INFORMATION GIVEN>
----

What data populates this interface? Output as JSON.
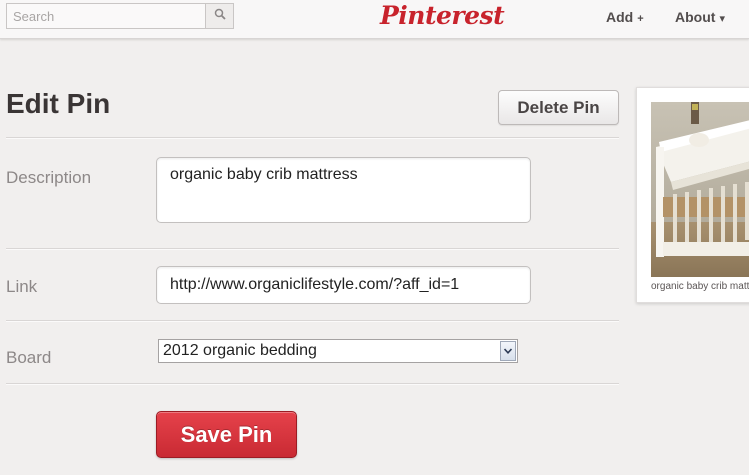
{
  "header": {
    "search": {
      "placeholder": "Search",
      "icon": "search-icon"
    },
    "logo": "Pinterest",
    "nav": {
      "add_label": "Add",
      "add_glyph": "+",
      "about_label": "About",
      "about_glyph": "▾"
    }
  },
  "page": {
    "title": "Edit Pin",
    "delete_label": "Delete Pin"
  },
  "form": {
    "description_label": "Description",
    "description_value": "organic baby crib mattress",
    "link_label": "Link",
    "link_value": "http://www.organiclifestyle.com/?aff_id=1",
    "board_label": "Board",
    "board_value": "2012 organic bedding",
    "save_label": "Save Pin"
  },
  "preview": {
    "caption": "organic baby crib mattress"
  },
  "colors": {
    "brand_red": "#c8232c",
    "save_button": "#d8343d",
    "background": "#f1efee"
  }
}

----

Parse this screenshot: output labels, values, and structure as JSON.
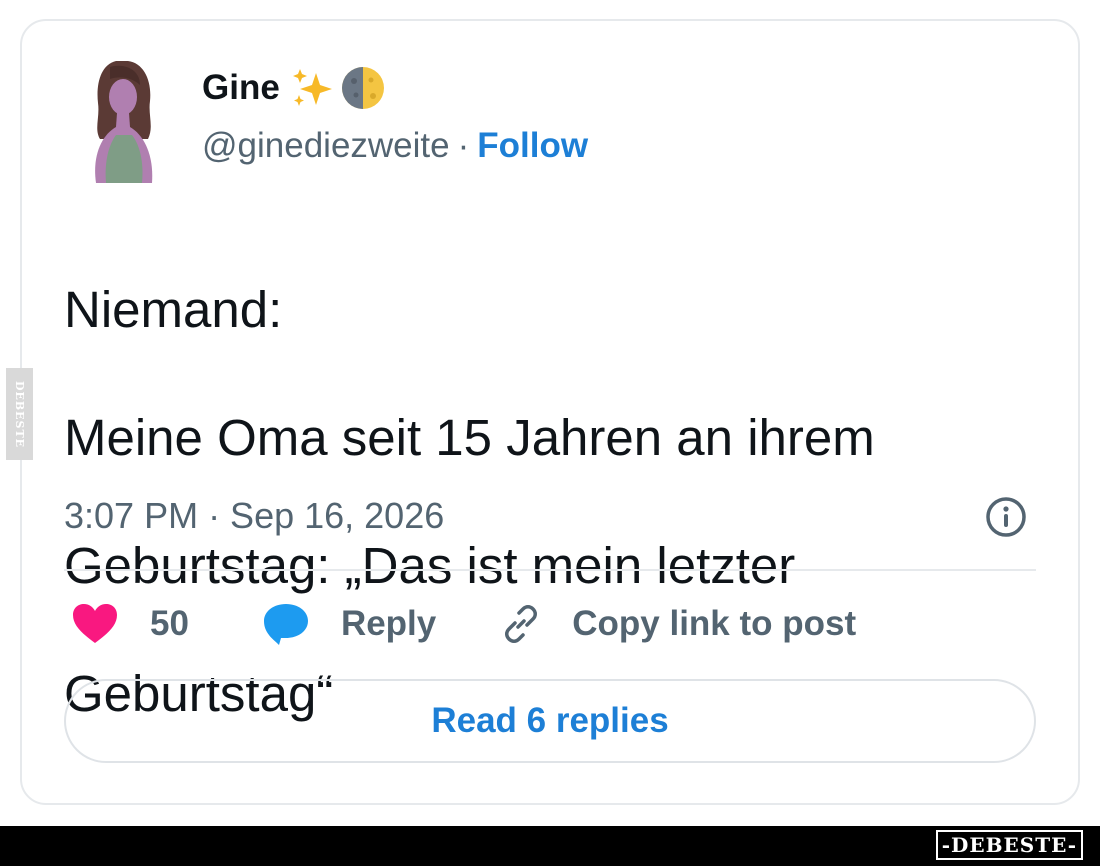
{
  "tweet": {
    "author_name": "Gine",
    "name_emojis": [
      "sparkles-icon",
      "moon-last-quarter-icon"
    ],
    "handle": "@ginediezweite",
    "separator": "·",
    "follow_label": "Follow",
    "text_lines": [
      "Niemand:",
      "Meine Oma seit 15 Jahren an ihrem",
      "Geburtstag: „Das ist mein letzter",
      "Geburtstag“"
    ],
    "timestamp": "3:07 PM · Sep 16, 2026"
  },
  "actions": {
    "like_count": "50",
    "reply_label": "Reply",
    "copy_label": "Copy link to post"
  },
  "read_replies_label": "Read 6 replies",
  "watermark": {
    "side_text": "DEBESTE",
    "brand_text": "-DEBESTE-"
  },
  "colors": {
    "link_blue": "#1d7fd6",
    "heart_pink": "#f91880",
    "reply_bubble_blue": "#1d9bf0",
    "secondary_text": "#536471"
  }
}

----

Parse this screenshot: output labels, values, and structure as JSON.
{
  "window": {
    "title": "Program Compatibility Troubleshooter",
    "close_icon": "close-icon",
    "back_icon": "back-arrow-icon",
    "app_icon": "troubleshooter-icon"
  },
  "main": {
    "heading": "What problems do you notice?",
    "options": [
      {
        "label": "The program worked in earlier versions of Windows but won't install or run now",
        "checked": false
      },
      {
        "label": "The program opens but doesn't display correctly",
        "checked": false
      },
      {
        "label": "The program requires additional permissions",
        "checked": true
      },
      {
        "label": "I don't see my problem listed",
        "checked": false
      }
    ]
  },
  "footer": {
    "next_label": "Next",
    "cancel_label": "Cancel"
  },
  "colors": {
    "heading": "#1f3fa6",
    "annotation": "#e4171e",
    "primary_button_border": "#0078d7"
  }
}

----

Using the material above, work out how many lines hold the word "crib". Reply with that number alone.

SOLUTION TO THIS PROBLEM>
2